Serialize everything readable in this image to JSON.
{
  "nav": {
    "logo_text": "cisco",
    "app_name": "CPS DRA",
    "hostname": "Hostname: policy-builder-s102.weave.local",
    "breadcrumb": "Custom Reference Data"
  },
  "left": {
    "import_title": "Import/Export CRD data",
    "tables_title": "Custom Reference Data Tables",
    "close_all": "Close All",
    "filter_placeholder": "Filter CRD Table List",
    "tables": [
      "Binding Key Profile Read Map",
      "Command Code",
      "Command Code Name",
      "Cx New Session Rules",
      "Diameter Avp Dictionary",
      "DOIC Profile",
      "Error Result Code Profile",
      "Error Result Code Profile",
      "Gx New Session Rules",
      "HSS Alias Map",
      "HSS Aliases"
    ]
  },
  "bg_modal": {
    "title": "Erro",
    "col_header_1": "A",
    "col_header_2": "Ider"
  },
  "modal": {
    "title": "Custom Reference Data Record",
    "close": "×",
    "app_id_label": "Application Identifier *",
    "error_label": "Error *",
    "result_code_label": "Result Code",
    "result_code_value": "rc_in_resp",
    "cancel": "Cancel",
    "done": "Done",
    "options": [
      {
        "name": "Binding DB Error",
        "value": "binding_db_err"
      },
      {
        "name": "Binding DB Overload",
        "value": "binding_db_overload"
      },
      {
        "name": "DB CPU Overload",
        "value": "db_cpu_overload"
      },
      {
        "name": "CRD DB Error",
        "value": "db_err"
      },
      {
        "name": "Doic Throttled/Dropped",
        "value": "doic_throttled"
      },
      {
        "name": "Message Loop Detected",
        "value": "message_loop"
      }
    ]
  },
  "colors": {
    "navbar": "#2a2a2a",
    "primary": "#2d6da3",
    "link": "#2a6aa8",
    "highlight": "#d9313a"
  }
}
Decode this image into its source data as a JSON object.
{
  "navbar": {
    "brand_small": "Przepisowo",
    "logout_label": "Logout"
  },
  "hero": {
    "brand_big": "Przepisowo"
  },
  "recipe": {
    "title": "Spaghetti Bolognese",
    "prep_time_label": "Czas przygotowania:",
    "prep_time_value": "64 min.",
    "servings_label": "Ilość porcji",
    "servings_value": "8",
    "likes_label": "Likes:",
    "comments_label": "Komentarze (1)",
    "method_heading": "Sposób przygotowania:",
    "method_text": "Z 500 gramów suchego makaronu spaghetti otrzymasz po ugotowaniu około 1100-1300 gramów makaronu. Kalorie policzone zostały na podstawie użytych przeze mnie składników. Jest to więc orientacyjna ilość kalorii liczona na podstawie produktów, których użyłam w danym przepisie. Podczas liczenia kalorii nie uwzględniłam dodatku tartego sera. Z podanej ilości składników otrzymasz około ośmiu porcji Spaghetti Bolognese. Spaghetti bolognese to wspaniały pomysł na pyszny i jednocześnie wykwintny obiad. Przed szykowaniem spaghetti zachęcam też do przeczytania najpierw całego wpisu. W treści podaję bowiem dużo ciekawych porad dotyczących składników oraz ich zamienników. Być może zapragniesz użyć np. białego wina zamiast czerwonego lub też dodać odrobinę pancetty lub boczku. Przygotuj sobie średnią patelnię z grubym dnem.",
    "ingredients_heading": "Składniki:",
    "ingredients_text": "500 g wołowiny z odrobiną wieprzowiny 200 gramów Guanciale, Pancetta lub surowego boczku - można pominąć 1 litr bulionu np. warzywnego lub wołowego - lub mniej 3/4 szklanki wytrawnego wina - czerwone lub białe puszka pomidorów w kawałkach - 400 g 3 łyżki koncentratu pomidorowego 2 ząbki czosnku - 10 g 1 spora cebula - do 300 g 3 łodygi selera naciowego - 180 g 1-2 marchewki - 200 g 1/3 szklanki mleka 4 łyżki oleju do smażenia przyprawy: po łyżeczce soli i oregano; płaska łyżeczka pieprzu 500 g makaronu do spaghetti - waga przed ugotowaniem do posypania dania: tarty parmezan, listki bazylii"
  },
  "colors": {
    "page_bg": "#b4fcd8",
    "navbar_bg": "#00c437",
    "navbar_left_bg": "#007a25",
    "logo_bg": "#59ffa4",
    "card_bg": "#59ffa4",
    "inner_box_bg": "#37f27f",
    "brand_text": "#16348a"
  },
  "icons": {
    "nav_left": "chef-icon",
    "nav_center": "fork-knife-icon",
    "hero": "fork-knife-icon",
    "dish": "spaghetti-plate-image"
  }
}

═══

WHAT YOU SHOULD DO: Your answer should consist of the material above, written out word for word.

YOUR RESPONSE:
Serialize everything readable in this image to JSON.
{
  "nav": {
    "logo_text": "cisco",
    "app_name": "CPS DRA",
    "hostname": "Hostname: policy-builder-s102.weave.local",
    "breadcrumb": "Custom Reference Data"
  },
  "left": {
    "import_title": "Import/Export CRD data",
    "tables_title": "Custom Reference Data Tables",
    "close_all": "Close All",
    "filter_placeholder": "Filter CRD Table List",
    "tables": [
      "Binding Key Profile Read Map",
      "Command Code",
      "Command Code Name",
      "Cx New Session Rules",
      "Diameter Avp Dictionary",
      "DOIC Profile",
      "Error Result Code Profile",
      "Error Result Code Profile",
      "Gx New Session Rules",
      "HSS Alias Map",
      "HSS Aliases"
    ]
  },
  "bg_modal": {
    "title": "Erro",
    "col_header_1": "A",
    "col_header_2": "Ider"
  },
  "modal": {
    "title": "Custom Reference Data Record",
    "close": "×",
    "app_id_label": "Application Identifier *",
    "error_label": "Error *",
    "result_code_label": "Result Code",
    "result_code_value": "rc_in_resp",
    "cancel": "Cancel",
    "done": "Done",
    "options": [
      {
        "name": "Binding DB Error",
        "value": "binding_db_err"
      },
      {
        "name": "Binding DB Overload",
        "value": "binding_db_overload"
      },
      {
        "name": "DB CPU Overload",
        "value": "db_cpu_overload"
      },
      {
        "name": "CRD DB Error",
        "value": "db_err"
      },
      {
        "name": "Doic Throttled/Dropped",
        "value": "doic_throttled"
      },
      {
        "name": "Message Loop Detected",
        "value": "message_loop"
      }
    ]
  },
  "colors": {
    "navbar": "#2a2a2a",
    "primary": "#2d6da3",
    "link": "#2a6aa8",
    "highlight": "#d9313a"
  }
}
Decode this image into its source data as a JSON object.
{
  "navbar": {
    "brand_small": "Przepisowo",
    "logout_label": "Logout"
  },
  "hero": {
    "brand_big": "Przepisowo"
  },
  "recipe": {
    "title": "Spaghetti Bolognese",
    "prep_time_label": "Czas przygotowania:",
    "prep_time_value": "64 min.",
    "servings_label": "Ilość porcji",
    "servings_value": "8",
    "likes_label": "Likes:",
    "comments_label": "Komentarze (1)",
    "method_heading": "Sposób przygotowania:",
    "method_text": "Z 500 gramów suchego makaronu spaghetti otrzymasz po ugotowaniu około 1100-1300 gramów makaronu. Kalorie policzone zostały na podstawie użytych przeze mnie składników. Jest to więc orientacyjna ilość kalorii liczona na podstawie produktów, których użyłam w danym przepisie. Podczas liczenia kalorii nie uwzględniłam dodatku tartego sera. Z podanej ilości składników otrzymasz około ośmiu porcji Spaghetti Bolognese. Spaghetti bolognese to wspaniały pomysł na pyszny i jednocześnie wykwintny obiad. Przed szykowaniem spaghetti zachęcam też do przeczytania najpierw całego wpisu. W treści podaję bowiem dużo ciekawych porad dotyczących składników oraz ich zamienników. Być może zapragniesz użyć np. białego wina zamiast czerwonego lub też dodać odrobinę pancetty lub boczku. Przygotuj sobie średnią patelnię z grubym dnem.",
    "ingredients_heading": "Składniki:",
    "ingredients_text": "500 g wołowiny z odrobiną wieprzowiny 200 gramów Guanciale, Pancetta lub surowego boczku - można pominąć 1 litr bulionu np. warzywnego lub wołowego - lub mniej 3/4 szklanki wytrawnego wina - czerwone lub białe puszka pomidorów w kawałkach - 400 g 3 łyżki koncentratu pomidorowego 2 ząbki czosnku - 10 g 1 spora cebula - do 300 g 3 łodygi selera naciowego - 180 g 1-2 marchewki - 200 g 1/3 szklanki mleka 4 łyżki oleju do smażenia przyprawy: po łyżeczce soli i oregano; płaska łyżeczka pieprzu 500 g makaronu do spaghetti - waga przed ugotowaniem do posypania dania: tarty parmezan, listki bazylii"
  },
  "colors": {
    "page_bg": "#b4fcd8",
    "navbar_bg": "#00c437",
    "navbar_left_bg": "#007a25",
    "logo_bg": "#59ffa4",
    "card_bg": "#59ffa4",
    "inner_box_bg": "#37f27f",
    "brand_text": "#16348a"
  },
  "icons": {
    "nav_left": "chef-icon",
    "nav_center": "fork-knife-icon",
    "hero": "fork-knife-icon",
    "dish": "spaghetti-plate-image"
  }
}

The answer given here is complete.